Science is central to this vigilance and compliance. It is through science that we help governments design and implement the right policies to address environmental challenges. Here, I would like to recognize the work of the Montreal Protocol’s three assessment panels, which have done such a tremendous job of tracking progress and identifying emerging issues. UNEP is committed to supporting the work of the panels, and promoting deeper cooperation and collaboration between them and other bodies, such as the Intergovernmental Science-Policy Platform on Biodiversity and Ecosystem Services and the Intergovernmental Panel on Climate Change. Scientific collaboration is crucial to build the case, and options for, strong policy action.
Collaboration on a single global challenge
This collaboration is essential across the board. We need to build cooperation and synergies between the multilateral agreements and the sustainable development goals, between government ministries, between the private and public sectors. We may all have our little fiefdoms, but they are part of the wider environmental landscape. The Montreal Protocol and its Kigali Amendment is, in fact, a perfect example of how action under one agreement affects every process and sector.

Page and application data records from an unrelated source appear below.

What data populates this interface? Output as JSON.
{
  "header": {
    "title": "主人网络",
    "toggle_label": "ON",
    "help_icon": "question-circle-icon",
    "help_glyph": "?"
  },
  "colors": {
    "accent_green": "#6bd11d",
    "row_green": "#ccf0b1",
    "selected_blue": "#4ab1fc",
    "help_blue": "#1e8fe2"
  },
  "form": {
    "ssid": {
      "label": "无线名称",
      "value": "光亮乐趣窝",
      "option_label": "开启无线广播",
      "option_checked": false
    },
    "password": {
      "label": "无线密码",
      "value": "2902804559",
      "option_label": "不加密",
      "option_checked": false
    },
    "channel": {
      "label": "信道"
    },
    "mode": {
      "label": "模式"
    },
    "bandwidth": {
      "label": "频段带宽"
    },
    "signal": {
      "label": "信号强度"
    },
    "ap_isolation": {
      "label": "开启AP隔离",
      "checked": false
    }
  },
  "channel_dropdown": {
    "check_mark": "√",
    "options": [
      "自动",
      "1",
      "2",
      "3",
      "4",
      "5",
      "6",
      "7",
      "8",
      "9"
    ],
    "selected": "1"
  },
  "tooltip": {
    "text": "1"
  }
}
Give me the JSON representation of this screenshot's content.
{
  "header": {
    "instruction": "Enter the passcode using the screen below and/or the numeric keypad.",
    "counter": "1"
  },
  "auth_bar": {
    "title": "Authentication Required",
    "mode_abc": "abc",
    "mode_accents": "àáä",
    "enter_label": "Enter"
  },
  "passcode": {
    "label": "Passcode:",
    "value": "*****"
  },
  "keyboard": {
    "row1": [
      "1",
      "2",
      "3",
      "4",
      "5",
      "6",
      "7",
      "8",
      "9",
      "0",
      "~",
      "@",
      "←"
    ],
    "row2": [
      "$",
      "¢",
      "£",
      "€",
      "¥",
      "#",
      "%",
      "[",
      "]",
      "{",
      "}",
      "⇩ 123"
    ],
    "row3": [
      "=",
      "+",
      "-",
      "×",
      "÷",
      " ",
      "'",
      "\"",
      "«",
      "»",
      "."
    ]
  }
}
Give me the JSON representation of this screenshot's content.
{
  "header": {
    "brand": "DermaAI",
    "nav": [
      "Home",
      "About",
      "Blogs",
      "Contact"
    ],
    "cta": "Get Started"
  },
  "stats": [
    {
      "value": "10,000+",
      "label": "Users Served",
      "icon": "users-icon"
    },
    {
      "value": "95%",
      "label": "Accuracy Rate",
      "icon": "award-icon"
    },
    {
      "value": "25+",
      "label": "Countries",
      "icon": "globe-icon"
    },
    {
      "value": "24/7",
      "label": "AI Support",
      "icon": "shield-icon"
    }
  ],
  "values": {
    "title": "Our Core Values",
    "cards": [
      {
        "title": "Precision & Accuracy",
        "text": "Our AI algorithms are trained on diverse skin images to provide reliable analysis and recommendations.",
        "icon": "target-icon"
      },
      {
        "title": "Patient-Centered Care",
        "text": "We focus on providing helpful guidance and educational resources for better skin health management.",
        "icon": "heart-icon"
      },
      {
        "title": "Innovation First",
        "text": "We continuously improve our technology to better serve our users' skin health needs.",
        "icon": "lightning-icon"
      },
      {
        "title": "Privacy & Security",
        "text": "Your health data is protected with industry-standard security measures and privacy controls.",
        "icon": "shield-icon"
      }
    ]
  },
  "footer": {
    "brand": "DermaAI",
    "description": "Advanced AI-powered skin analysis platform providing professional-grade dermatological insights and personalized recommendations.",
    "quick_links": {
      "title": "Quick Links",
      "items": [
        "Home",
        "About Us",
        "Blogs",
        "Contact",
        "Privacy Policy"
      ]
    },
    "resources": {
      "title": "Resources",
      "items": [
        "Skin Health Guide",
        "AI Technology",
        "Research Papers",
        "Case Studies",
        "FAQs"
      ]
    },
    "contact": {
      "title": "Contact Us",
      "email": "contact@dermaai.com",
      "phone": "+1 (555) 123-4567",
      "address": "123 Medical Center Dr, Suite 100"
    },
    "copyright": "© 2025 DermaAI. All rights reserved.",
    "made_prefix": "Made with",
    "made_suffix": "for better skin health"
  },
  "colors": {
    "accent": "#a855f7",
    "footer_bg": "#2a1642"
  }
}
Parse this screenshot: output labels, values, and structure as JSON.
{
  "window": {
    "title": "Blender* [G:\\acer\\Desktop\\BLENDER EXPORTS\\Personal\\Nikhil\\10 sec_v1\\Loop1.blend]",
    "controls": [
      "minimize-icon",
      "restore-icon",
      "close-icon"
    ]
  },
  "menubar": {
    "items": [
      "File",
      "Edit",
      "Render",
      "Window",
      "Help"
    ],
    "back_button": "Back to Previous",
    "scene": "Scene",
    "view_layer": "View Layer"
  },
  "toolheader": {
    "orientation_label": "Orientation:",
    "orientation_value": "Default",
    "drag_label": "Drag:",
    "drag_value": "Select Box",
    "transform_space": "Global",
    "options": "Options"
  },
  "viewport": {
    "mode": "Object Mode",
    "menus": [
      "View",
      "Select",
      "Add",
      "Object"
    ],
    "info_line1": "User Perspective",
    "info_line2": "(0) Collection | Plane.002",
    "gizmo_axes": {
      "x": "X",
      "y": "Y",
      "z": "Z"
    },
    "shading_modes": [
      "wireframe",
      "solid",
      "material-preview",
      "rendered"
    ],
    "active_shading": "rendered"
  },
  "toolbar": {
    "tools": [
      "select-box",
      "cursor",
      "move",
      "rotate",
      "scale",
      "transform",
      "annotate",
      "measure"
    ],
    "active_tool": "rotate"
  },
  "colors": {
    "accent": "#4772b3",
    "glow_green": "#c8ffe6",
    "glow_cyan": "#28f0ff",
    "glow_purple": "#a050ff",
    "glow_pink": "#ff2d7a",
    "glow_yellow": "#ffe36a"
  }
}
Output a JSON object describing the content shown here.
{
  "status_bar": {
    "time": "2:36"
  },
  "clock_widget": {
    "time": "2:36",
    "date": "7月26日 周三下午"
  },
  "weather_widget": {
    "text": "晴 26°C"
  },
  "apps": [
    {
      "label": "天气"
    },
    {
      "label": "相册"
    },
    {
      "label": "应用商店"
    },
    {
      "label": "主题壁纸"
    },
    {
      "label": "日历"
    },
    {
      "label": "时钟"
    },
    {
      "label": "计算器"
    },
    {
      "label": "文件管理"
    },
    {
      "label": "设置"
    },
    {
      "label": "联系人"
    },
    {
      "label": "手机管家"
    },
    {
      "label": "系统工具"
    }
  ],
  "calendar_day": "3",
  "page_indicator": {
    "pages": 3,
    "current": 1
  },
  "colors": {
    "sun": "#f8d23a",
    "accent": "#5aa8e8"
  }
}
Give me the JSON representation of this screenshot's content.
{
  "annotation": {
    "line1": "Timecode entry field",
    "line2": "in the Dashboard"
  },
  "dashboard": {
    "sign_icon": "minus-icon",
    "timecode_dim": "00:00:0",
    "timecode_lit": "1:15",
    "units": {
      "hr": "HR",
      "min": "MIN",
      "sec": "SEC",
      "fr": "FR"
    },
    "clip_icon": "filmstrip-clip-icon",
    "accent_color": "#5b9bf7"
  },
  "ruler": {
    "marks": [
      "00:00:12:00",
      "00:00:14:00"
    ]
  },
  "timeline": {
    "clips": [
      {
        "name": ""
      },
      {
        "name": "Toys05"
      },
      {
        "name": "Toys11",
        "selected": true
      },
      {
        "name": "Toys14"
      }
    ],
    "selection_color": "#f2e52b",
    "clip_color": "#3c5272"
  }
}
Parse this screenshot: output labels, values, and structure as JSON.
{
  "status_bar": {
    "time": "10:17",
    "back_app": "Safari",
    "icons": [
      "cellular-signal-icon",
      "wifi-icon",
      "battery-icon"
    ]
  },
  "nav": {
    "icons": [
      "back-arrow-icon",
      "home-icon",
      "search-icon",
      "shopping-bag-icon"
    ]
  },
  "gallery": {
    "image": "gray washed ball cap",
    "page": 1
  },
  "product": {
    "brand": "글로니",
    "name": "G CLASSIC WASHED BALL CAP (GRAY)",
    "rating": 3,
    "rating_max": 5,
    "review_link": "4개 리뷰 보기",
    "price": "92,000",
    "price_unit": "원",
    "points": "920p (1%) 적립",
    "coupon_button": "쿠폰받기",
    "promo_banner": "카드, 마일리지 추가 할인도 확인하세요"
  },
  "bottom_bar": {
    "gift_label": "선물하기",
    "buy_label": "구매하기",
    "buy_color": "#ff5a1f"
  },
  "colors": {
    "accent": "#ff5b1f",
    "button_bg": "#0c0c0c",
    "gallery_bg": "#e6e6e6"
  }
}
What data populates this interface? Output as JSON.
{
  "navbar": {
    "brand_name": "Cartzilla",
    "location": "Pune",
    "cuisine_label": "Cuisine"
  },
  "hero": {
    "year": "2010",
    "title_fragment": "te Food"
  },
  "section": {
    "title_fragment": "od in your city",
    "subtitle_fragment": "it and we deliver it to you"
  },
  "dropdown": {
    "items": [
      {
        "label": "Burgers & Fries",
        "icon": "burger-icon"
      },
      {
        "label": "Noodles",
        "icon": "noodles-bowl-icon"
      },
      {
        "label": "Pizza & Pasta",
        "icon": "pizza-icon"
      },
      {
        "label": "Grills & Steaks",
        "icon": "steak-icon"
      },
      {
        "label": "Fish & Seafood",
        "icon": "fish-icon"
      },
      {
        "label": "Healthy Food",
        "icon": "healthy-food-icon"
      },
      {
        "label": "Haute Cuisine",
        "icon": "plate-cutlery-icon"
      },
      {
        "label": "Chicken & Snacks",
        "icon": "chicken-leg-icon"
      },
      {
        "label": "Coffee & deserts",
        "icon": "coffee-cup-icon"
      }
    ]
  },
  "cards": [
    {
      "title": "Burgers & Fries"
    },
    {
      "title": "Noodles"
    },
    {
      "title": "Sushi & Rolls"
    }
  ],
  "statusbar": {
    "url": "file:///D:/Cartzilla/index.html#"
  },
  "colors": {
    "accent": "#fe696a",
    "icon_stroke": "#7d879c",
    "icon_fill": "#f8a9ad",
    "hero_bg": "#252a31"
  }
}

As I mentioned earlier, the work of the Montreal Protocol has already had a great positive impact on ecosystems, biodiversity and human health by protecting the ozone layer. Phasing down CFCs also helped to mitigate climate change, as they too were warming gases.
Now the Kigali Amendment and associated efforts can have a wide impact. Governments will work with industry to phase down HFCs. Governments, industry, civil society and international organizations will work in tandem with this process to increase energy efficiency and the share of renewables. Together, we will look at alternative technology: from using seawater to cool buildings through district energy systems to using green roofs and green corridors to keep cities cooler. National cooling plans will bring together disparate ministries and sectors to use the new technology to expand access to those who need it.
All of this will cut the climate impact of the cooling sector, which will have a positive impact on lives, biodiversity, ecosystems and economies. Your actions will reduce the impact of challenges such as air pollution, further improving human health. They will allow the expansion of cooling, bringing life-saving products such as vaccines and safe food to more people and protecting against growing heatwaves. They will help to reduce food loss and waste. They will, in short, have benefits that stretch far beyond the confines of this agreement.
What you do will have knock-on effects going into the “super year” of 2020: when the Convention on Biological Diversity meets to set the post-2020 framework on biodiversity; when nations update their NDCs under the Paris Agreement; when many other important gatherings are taking place, including the UN Ocean Conference in June. What you do will affect everything.
As you deliberate, this is what I would like you to remember. The environmental challenge is a single, global challenge. If we are to face it down, we must do it together.
Executive Director, UN Environment Programme
(Prepared for delivery)